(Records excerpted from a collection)
::::::

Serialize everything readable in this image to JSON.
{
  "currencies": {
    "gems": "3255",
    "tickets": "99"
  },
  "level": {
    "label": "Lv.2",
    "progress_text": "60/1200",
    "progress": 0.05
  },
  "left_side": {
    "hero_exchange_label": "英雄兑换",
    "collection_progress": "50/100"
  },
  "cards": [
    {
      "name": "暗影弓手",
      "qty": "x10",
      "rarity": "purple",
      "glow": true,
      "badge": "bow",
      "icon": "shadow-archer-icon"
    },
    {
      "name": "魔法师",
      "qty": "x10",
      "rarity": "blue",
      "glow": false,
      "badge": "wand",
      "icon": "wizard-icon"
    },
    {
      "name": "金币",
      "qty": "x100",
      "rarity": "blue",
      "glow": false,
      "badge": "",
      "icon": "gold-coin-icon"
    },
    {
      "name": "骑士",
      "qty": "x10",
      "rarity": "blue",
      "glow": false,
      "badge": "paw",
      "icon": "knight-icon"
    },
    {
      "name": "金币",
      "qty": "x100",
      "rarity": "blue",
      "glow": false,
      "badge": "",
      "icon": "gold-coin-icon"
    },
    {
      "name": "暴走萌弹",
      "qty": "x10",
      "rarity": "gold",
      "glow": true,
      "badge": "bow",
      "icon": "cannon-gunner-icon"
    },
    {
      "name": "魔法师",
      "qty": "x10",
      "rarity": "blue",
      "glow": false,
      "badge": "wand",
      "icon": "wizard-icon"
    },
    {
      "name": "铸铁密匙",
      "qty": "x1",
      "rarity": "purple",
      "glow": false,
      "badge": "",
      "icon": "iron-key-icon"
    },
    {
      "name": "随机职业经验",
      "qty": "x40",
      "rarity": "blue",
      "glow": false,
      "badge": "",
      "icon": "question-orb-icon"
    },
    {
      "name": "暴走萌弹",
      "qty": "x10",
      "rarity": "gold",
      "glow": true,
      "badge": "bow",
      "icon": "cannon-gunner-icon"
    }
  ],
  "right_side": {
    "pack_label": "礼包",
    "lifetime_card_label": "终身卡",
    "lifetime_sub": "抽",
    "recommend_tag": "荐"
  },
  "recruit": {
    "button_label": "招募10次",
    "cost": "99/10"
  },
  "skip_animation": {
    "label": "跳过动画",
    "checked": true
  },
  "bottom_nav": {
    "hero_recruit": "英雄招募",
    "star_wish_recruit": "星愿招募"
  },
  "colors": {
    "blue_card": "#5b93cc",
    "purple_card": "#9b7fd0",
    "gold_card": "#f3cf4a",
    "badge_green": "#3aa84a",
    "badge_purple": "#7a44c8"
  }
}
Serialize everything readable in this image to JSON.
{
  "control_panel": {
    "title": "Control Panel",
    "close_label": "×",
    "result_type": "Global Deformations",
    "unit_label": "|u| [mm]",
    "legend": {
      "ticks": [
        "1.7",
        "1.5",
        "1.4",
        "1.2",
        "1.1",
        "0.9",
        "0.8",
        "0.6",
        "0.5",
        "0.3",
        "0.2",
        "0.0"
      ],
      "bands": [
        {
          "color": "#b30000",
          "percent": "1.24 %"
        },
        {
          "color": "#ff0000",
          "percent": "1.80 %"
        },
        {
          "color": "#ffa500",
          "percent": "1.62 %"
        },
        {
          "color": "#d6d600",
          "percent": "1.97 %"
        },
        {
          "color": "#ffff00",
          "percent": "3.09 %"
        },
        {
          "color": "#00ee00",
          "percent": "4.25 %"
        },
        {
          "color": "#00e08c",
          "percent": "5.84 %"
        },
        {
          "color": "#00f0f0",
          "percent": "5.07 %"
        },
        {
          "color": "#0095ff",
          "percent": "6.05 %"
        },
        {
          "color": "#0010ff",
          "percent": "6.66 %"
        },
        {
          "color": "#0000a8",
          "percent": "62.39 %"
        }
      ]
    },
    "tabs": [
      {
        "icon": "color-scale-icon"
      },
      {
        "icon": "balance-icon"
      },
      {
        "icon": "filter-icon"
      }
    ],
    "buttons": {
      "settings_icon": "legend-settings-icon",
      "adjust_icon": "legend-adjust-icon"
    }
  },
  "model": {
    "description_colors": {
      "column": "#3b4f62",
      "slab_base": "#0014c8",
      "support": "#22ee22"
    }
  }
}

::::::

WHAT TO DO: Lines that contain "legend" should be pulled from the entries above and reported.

ANSWER SECTION:
    "legend": {
      "settings_icon": "legend-settings-icon",
      "adjust_icon": "legend-adjust-icon"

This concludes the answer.